Studio: Anchor Bay Entertainment
US Release Date: June 9, 2009
Movie: out of
Ross Vegas (Ross Patterson) and Mikey (Clayne Crawford) are struggling actors and potheads working at Oscarz Pizza. One night they spend the evening bowling and Ross is approached by a PBA recruiter (Ray Wise) urging him to join the bowling circuit, as he thinks Ross is just what the league needs to boost ratings on The Bowling Channel. When Ross loses his agent and job, he decides to hit the road with his girlfriend Lindsay (Tara Reid) and Mikey to join the PBA Bowling Tour. Ross, Lindsay, and Mikey become instant celebrities by turning professional bowling into something resembling professional wrestling. In his rise to the top, Ross loses both Lindsay and Mikey, trading them in for success and excess.
Ross Patterson wrote the sports comedy as a vehicle for himself. Unfortunately, the jokes are flat, and Patterson’s performance, full of smug and smarm, is just annoying and makes Jim Carrey look like Laurence Olivier. The film credits 21 producers, including Patterson, Tara Reid, and her brother, first-time director Tommy Reid, who does what he can with the weak screenplay and limited budget. To compensate for the lack of action, the mediocre bowling skills of its stars, and to disguise the fact that most of the bowling matches were filmed at the same alley, Reid often cuts to flashy Playstation One style animation clips to tell us what was just bowled (such as “Strike,” “Spare,” “Split,” or “Turkey”).
Video: out of
Anchor Bay brings Strike to DVD with a 1.78:1 anamorphic transfer. For a low budget film, this is a pretty decent transfer. Colors are fairly solid without bleeding, and contrast is good. Image detail is adequate for a film of this type.
Audio: out of
The Dolby Digital 5.1 track provided, encoded at 448 kbps, does its job quite nicely for a comedy. Dialogue, although sometimes tinny, is well-centered and for the most part easy to understand. Surrounds are used sparingly, mostly for ambient crowd effects, but the LFE rarely comes to life.
Special Features: out of
When the disc is started, the following trailers are shown, and can be skipped by hitting the MENU button on your remote:
Table For Three
American High School
Bart Got A Room
The only real special feature on this disc is a 5 minute Behind the Scenes of Strike, which plays more like a music video. There are virtually no interviews here, consisting of a smorgasbord of background footage set to a selection from the film’s instrumental score.

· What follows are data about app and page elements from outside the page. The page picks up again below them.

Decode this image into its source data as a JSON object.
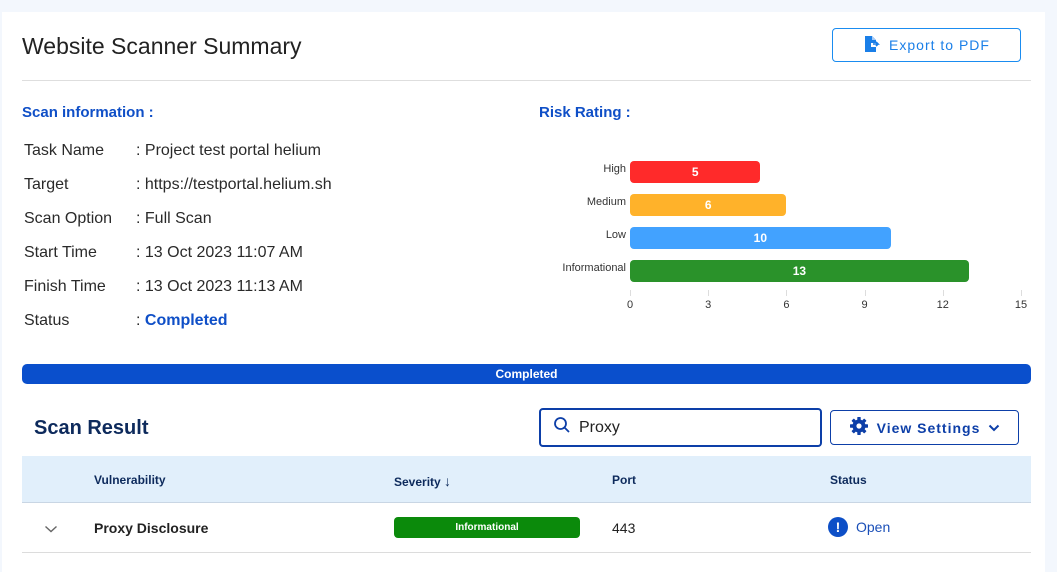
{
  "header": {
    "title": "Website Scanner Summary",
    "export_label": "Export to PDF"
  },
  "scan_info": {
    "heading": "Scan information :",
    "rows": [
      {
        "key": "Task Name",
        "value": ": Project test portal helium"
      },
      {
        "key": "Target",
        "value": ": https://testportal.helium.sh"
      },
      {
        "key": "Scan Option",
        "value": ": Full Scan"
      },
      {
        "key": "Start Time",
        "value": ": 13 Oct 2023 11:07 AM"
      },
      {
        "key": "Finish Time",
        "value": ": 13 Oct 2023 11:13 AM"
      },
      {
        "key": "Status",
        "value": ": ",
        "status": "Completed"
      }
    ]
  },
  "risk_rating": {
    "heading": "Risk Rating :"
  },
  "chart_data": {
    "type": "bar",
    "orientation": "horizontal",
    "title": "Risk Rating",
    "categories": [
      "High",
      "Medium",
      "Low",
      "Informational"
    ],
    "values": [
      5,
      6,
      10,
      13
    ],
    "colors": [
      "#ff2a2a",
      "#ffb22a",
      "#42a2ff",
      "#2a922a"
    ],
    "xlim": [
      0,
      15
    ],
    "xticks": [
      0,
      3,
      6,
      9,
      12,
      15
    ],
    "xlabel": "",
    "ylabel": "",
    "data_labels": true,
    "grid": false
  },
  "progress": {
    "label": "Completed",
    "percent": 100,
    "color": "#0a4fcc"
  },
  "scan_result": {
    "heading": "Scan Result",
    "search_value": "Proxy",
    "view_settings_label": "View Settings",
    "columns": [
      "Vulnerability",
      "Severity",
      "Port",
      "Status"
    ],
    "sort_indicator": "↓",
    "rows": [
      {
        "vulnerability": "Proxy Disclosure",
        "severity": "Informational",
        "severity_color": "#0b8a0b",
        "port": "443",
        "status": "Open"
      }
    ]
  }
}
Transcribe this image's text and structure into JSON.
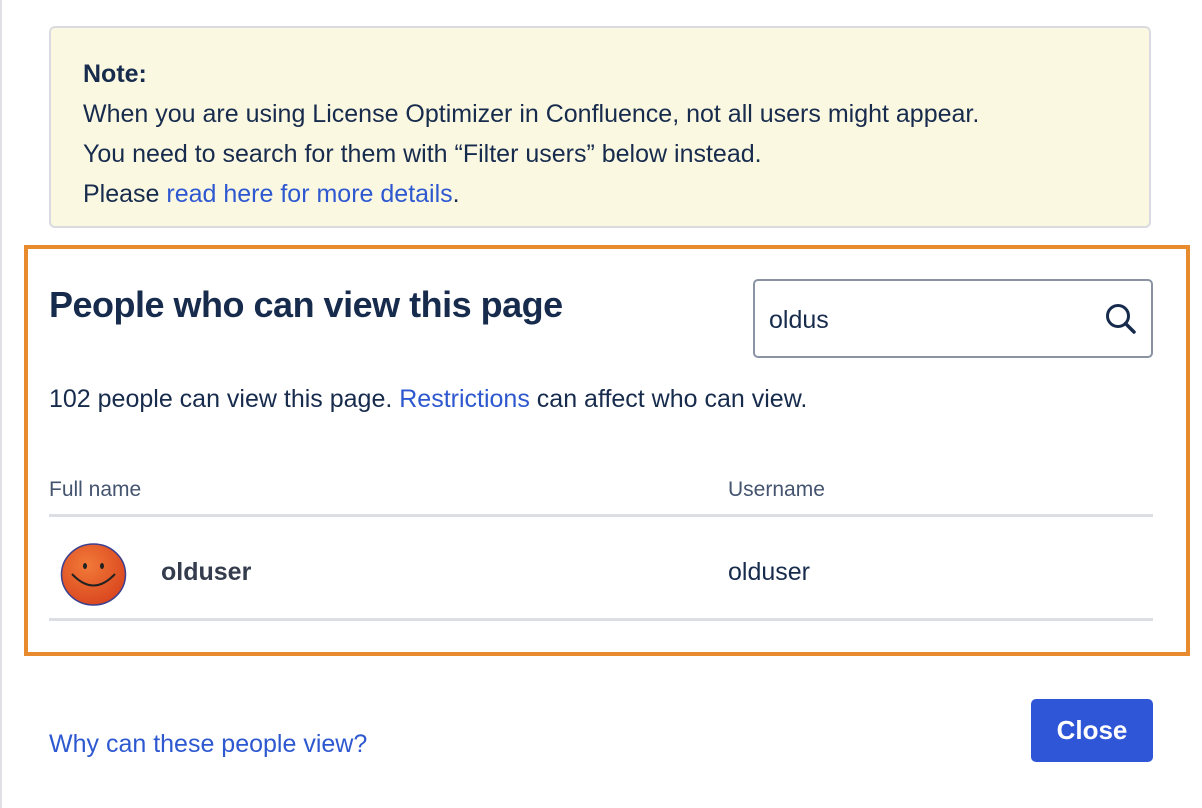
{
  "note": {
    "title": "Note:",
    "line1": "When you are using License Optimizer in Confluence, not all users might appear.",
    "line2": "You need to search for them with “Filter users” below instead.",
    "line3_prefix": "Please ",
    "line3_link": "read here for more details",
    "line3_suffix": "."
  },
  "panel": {
    "heading": "People who can view this page",
    "search": {
      "value": "oldus",
      "icon": "search-icon"
    },
    "summary_prefix": "102 people can view this page. ",
    "summary_link": "Restrictions",
    "summary_suffix": " can affect who can view.",
    "table": {
      "columns": [
        "Full name",
        "Username"
      ],
      "rows": [
        {
          "full_name": "olduser",
          "username": "olduser",
          "avatar": "smiley-avatar"
        }
      ]
    },
    "highlight_color": "#e88a2e"
  },
  "footer": {
    "why_link": "Why can these people view?",
    "close_label": "Close"
  },
  "colors": {
    "link": "#2d58d0",
    "primary_button": "#3056d8",
    "note_bg": "#fbf8e2",
    "text": "#172b4d"
  }
}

Sneak Peeks offers some additional trailers for other Anchor Bay direct-to-video titles, While She Was Out, Sex and Death 101, and The Grand.
Overall: out of
Strike is a real gutterball, a turkey in the film (not bowling) sense, and continues the trend of giving “direct to video” a bad rap. There are better, funnier bowling comedies out there, and makes Kingpin the Citizen Kane of the sub-genre.